Thank you for writing. I want you to know that I am listening, and I appreciate your perspective.
On December 4, the Department of the Army indicated that it will not approve an easement for the proposed Dakota Access pipeline to cross under Lake Oahe and that more work is necessary to explore alternative routes. The Department stated that it has been having discussions with officials from the Standing Rock Sioux Tribe who expressed concerns about the risk that a rupture or spill could pose to the tribe’s water supply and treaty rights. The Department indicated that consideration of alternative routes would best be accomplished through an Environmental Impact Statement with full public input and analysis.
As President, my greatest responsibility is ensuring the safety of the American people. That includes protecting the rights of all our citizens, as well as the integrity of our energy infrastructure. My Administration has been committed to setting the highest possible standards for oil and gas production and transportation and to making sure our pursuit of energy resources does not put our communities or the environment at risk. As new energy infrastructure is developed, the Federal government works with State, local, and tribal governments—which play a central role in the siting and permitting of pipelines—to address the concerns of local communities. That’s one reason why Federal agencies have engaged in a series of consultations open to leaders from all 567 Federally‑recognized tribes about how the Federal government can improve its working relationship with tribal governments on infrastructure‑related issues. We have made a great deal of progress in building a brighter shared future with Indian Country, and we remain committed to strengthening our nation‑to‑nation relationships as we tackle the work that must still be done.
Again, thank you for writing.

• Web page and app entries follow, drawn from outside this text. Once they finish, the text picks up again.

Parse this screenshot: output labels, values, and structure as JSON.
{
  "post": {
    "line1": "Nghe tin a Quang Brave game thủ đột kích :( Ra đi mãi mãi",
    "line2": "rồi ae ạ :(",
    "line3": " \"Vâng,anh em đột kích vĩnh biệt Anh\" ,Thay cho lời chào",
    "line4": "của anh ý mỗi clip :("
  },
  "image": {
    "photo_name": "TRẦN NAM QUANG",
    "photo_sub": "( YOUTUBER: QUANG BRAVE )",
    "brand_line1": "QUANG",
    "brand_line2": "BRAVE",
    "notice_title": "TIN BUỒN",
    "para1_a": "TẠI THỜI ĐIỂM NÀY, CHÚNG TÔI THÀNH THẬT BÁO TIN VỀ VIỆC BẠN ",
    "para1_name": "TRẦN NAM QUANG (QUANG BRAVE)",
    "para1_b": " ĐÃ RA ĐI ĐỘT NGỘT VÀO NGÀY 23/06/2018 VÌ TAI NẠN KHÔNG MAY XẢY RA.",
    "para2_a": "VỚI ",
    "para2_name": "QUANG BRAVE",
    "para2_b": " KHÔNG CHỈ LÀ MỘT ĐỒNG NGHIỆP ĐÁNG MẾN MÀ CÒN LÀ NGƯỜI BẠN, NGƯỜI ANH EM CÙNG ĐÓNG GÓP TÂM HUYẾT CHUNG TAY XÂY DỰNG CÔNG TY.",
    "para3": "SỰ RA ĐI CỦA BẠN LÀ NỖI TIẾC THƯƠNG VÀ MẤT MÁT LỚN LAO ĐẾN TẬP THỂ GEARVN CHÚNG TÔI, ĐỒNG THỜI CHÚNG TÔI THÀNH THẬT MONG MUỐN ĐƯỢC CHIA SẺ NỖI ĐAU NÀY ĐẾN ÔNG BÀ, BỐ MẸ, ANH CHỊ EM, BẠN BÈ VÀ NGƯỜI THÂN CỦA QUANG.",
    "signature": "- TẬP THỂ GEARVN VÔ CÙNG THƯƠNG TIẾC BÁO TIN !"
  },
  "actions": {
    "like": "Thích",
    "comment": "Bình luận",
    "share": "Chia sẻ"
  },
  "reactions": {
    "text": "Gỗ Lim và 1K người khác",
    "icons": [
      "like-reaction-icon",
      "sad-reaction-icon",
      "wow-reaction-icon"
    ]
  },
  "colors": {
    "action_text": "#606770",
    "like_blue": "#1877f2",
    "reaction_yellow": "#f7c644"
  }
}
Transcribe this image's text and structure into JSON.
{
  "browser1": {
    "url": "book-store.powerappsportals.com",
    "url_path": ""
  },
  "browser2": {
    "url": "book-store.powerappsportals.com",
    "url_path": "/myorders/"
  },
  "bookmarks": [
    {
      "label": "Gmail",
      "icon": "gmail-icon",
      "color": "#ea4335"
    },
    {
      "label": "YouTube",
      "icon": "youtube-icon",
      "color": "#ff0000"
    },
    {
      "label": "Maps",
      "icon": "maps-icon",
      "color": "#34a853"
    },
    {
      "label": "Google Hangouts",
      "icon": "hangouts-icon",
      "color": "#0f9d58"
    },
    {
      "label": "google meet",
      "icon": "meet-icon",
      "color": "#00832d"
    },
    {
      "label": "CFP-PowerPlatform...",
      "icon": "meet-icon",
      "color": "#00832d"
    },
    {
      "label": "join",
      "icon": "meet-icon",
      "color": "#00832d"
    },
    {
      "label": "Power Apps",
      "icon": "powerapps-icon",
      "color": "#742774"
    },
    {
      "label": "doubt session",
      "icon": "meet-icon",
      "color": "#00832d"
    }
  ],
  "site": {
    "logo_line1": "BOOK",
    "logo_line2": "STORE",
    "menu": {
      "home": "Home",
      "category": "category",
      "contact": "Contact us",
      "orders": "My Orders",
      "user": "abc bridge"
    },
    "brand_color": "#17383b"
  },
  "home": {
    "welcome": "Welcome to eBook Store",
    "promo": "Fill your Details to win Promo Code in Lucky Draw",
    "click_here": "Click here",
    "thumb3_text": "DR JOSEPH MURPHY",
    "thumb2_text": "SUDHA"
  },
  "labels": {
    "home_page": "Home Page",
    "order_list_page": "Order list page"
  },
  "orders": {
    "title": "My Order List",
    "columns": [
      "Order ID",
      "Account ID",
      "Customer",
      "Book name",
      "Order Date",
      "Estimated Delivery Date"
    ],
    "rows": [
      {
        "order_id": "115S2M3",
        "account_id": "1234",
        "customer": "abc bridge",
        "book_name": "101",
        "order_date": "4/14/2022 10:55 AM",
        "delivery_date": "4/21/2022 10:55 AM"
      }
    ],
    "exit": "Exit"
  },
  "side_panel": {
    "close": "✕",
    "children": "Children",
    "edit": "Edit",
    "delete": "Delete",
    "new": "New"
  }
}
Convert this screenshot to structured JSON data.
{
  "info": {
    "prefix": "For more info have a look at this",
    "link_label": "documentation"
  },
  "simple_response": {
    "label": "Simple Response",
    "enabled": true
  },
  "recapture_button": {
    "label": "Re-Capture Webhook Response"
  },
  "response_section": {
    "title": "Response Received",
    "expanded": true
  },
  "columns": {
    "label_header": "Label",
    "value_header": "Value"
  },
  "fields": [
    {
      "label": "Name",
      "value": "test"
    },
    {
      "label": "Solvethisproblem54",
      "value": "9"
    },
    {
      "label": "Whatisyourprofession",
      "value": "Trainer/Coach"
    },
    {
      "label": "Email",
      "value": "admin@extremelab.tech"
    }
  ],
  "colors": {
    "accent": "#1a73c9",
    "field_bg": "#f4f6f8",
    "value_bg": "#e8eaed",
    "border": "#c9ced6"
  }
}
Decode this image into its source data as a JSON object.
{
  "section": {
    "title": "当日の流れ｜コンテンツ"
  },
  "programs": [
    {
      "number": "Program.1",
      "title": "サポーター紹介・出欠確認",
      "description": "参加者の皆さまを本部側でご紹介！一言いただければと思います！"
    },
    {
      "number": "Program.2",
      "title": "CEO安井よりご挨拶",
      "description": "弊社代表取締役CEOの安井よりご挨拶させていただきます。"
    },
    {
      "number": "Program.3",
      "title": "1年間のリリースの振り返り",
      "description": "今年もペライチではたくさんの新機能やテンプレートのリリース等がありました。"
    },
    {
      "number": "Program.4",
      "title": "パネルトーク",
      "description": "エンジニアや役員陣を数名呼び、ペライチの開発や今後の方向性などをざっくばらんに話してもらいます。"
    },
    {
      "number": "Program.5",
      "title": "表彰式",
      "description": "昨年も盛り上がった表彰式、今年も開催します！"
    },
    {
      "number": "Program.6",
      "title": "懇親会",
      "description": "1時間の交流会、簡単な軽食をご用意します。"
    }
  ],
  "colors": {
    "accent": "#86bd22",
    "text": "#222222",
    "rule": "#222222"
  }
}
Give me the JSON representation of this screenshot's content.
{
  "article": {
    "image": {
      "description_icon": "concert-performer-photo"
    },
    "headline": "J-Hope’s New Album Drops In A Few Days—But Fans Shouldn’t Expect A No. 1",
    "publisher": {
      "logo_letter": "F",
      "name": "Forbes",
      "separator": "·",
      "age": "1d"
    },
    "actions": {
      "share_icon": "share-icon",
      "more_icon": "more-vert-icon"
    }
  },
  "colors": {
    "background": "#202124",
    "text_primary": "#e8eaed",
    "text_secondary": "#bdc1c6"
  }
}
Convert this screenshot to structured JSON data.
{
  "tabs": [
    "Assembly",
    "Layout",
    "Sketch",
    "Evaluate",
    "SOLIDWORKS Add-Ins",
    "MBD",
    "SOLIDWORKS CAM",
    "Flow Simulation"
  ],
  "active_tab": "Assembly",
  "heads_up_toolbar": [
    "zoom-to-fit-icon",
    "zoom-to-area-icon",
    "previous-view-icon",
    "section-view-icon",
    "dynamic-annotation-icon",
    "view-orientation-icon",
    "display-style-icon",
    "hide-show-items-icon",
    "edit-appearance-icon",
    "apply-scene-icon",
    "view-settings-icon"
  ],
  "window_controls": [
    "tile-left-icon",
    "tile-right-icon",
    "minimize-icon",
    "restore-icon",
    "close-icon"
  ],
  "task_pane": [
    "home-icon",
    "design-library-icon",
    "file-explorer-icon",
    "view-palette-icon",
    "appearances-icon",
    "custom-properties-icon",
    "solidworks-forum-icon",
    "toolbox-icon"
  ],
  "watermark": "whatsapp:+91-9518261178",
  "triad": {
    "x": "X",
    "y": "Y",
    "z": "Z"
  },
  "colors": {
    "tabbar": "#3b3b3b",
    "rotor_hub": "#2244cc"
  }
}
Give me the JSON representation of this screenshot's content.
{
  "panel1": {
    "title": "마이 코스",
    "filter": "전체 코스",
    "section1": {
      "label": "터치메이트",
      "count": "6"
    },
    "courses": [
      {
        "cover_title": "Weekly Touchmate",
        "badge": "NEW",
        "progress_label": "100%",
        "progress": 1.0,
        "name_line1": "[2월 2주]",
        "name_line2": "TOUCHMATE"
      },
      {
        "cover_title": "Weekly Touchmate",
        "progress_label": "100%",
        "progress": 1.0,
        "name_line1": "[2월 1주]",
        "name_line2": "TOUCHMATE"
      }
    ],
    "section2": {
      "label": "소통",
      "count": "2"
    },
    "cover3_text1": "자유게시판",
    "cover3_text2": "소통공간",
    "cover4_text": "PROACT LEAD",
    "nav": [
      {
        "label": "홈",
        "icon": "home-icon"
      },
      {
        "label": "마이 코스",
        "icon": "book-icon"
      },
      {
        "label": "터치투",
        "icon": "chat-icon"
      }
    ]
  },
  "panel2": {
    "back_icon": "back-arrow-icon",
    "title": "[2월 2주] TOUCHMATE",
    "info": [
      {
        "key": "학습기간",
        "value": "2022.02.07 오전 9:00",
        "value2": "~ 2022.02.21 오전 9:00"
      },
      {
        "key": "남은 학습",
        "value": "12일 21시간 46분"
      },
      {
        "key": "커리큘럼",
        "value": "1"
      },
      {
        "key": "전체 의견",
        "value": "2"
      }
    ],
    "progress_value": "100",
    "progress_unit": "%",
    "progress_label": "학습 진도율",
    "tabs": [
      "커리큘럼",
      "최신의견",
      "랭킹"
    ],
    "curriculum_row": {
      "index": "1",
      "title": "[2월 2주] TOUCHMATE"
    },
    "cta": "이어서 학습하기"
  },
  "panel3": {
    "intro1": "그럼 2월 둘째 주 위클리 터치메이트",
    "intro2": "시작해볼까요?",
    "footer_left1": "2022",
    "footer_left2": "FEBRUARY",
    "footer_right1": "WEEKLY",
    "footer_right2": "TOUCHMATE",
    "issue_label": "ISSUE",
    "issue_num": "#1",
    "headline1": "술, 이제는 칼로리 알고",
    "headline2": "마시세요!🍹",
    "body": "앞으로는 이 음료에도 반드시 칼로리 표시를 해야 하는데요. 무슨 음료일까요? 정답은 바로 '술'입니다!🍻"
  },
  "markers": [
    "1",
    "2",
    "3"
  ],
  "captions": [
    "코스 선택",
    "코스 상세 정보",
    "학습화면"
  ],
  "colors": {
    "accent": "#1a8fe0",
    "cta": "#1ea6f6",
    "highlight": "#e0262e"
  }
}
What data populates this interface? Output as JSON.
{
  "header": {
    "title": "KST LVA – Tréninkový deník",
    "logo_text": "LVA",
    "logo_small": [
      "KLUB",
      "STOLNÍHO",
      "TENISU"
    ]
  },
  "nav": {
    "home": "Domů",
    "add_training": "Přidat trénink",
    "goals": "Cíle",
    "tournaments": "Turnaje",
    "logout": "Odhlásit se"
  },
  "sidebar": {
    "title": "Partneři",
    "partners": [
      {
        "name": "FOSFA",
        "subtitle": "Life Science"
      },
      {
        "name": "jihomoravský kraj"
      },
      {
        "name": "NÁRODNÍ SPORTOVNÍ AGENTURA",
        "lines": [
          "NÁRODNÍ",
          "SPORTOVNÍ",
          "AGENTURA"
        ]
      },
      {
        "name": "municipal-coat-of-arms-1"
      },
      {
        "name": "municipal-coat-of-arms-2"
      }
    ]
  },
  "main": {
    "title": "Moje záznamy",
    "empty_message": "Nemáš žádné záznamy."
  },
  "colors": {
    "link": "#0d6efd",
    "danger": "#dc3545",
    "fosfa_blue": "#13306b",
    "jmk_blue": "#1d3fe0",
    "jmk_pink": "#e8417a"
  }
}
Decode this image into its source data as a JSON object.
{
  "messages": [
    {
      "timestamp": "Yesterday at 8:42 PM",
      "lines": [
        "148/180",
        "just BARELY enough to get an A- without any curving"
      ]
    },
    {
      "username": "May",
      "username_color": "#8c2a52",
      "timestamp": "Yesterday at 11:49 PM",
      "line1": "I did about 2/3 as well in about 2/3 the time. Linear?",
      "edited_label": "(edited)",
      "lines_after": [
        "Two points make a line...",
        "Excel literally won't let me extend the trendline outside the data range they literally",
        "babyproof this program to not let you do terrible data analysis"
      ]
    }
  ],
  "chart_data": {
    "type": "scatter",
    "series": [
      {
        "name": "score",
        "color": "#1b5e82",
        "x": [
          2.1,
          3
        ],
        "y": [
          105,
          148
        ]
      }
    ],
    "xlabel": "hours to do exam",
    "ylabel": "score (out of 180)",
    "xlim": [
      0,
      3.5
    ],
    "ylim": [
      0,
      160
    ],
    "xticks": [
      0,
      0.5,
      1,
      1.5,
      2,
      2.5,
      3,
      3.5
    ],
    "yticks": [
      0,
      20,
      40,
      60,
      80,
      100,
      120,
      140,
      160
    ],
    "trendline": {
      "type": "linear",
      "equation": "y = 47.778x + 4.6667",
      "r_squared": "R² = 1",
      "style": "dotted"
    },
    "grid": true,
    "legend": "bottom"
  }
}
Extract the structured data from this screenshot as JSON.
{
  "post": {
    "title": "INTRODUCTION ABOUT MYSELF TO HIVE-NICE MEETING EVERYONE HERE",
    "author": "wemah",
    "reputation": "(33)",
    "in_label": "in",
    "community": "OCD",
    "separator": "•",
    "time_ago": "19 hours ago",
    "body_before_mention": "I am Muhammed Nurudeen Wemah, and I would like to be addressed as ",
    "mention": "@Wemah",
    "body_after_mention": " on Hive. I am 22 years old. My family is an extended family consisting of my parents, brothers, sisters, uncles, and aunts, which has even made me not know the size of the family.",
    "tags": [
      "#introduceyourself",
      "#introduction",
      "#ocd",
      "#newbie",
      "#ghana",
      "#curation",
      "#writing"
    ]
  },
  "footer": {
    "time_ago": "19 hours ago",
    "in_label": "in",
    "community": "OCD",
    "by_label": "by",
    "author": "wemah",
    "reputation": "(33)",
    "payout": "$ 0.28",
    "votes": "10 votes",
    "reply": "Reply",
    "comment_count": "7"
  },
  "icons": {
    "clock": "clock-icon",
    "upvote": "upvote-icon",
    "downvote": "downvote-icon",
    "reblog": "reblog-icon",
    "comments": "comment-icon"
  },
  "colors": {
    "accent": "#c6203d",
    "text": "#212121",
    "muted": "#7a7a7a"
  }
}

I am optimistic that together, we can grow our economy and create new opportunities while securing a cleaner and safer future for all our people.
I can’t wait to show my students some really neat science experiments this week. I love it when students have to think about what they know and how to explain something that doesn’t quite turn out the way they expect by using their science knowledge and writing skills.
The metric system was based on tens. The international system of units is based on thousands. Once you get rid of the centimeter and go straight to the millimeter, students understand the simplicity of measurement with SI. We need to stop assessing students’s ability to measure using centi as an appropriate prefix.